[Illustrations, footnotes and references available in PDF version]
How well have earth's forests been faring during the modern era?
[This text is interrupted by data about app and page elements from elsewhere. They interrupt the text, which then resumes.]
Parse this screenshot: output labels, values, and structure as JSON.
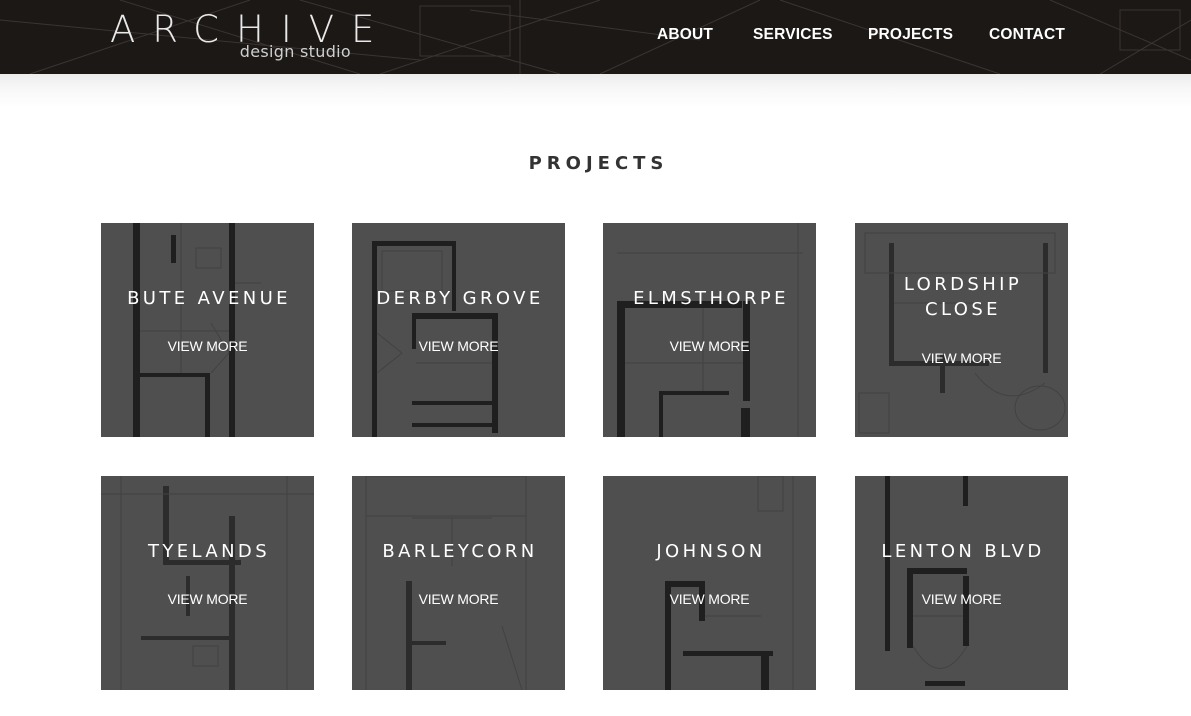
{
  "brand": {
    "name": "ARCHIVE",
    "tagline": "design studio"
  },
  "nav": {
    "items": [
      {
        "label": "ABOUT"
      },
      {
        "label": "SERVICES"
      },
      {
        "label": "PROJECTS"
      },
      {
        "label": "CONTACT"
      }
    ]
  },
  "page": {
    "title": "PROJECTS"
  },
  "projects": [
    {
      "name_line1": "BUTE AVENUE",
      "name_line2": "",
      "cta": "VIEW MORE"
    },
    {
      "name_line1": "DERBY GROVE",
      "name_line2": "",
      "cta": "VIEW MORE"
    },
    {
      "name_line1": "ELMSTHORPE",
      "name_line2": "",
      "cta": "VIEW MORE"
    },
    {
      "name_line1": "LORDSHIP",
      "name_line2": "CLOSE",
      "cta": "VIEW MORE"
    },
    {
      "name_line1": "TYELANDS",
      "name_line2": "",
      "cta": "VIEW MORE"
    },
    {
      "name_line1": "BARLEYCORN",
      "name_line2": "",
      "cta": "VIEW MORE"
    },
    {
      "name_line1": "JOHNSON",
      "name_line2": "",
      "cta": "VIEW MORE"
    },
    {
      "name_line1": "LENTON BLVD",
      "name_line2": "",
      "cta": "VIEW MORE"
    }
  ],
  "colors": {
    "header_bg": "#1c1816",
    "tile_bg": "#4f4f4f",
    "text_light": "#ffffff",
    "title_text": "#333333"
  },
  "icons": {
    "tile_background": "floor-plan-drawing"
  }
}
This question was asked a few years ago by five researchers (Lapenis et al., 2005), who sought the answer by analyzing trends in forest biomass in all 28 ecoregions covering the Russian territory, based on data collected from 1953 to 2002 within 3196 sample plots comprised of about 50,000 entries, which database, in their words, "contains all available archived and published data." And in doing so, they discovered that over the period 1961-1998, "aboveground wood, roots, and green parts increased by 4%, 21%, and 33%, respectively," such that "the total carbon density of the living biomass stock of the Russian forests increased by ~9% from 4.08 to 4.44 kg C m-2." In addition, they report there was an "increase in the area of the Russian forests (from 695.5 x 1010 m2 in 1961 to 774.2 x 1010 m2 in 1998)," which equates to an increase of about 11%.
Globally, based on both satellite and ground-based data, climatic changes seemed to have a generally positive impact on forest productivity.
Two Australian researchers decided to test this retracting rainforest claim. ~ And what did they find? ~ Rainforest patches increased in size between 1964 and 2004 by an average of 28.8%.
Real-world observations suggested that today's forest carbon sinks may well become even stronger carbon inks as air temperatures and atmospheric CO2 concentrations continue to rise.
In spite of all of the negative phenomena attributed to increasing fossil fuel combustion over the past several decades, earth's trees and their roots are generally doing better than ever, thanks, it would appear, to increasing atmospheric CO2 concentrations and nitrogen depositions that come from the very same source.
What climate alarmists claim to be bad for the biosphere - rising atmospheric CO2 concentrations and temperatures - appear to actually have been having a significant positive effect on the planet's trees and, by inference, much of the rest of earth's plants as well.